**What this task involves**
Records follow. Copy every line with "Event".

**Entries from a dataset of interfaces**
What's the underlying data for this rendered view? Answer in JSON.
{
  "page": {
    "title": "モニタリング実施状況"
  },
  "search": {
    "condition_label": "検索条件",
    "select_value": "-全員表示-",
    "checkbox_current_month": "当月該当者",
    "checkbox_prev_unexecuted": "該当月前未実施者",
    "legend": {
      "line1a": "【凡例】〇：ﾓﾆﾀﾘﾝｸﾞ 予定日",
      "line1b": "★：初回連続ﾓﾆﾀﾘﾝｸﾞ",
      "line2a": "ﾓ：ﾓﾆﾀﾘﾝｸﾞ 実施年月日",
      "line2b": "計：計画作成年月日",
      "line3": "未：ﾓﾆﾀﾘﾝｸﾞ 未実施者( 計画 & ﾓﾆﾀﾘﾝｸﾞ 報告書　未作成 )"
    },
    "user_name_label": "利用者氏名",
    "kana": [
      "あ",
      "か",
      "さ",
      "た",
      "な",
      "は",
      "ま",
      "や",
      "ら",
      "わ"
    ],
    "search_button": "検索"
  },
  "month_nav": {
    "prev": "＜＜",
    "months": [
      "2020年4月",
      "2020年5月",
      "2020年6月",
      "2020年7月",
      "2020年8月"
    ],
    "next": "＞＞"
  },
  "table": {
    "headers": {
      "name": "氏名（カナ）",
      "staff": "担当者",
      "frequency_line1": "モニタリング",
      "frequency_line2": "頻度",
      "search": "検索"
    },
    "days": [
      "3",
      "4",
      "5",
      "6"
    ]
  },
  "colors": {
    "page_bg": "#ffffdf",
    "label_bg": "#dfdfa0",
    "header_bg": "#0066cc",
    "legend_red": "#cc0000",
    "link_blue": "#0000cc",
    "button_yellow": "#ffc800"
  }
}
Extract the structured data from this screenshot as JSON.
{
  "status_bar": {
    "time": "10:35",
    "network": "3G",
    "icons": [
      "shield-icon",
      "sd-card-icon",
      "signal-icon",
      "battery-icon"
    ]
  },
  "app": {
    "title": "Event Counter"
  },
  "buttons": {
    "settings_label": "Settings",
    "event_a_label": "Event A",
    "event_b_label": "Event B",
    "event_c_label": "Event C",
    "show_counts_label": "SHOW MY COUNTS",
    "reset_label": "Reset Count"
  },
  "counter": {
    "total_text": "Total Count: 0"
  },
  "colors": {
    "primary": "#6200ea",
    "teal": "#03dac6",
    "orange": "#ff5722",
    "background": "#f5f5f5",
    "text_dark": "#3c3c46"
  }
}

**Exercise response**
    "title": "Event Counter"
    "event_a_label": "Event A",
    "event_b_label": "Event B",
    "event_c_label": "Event C",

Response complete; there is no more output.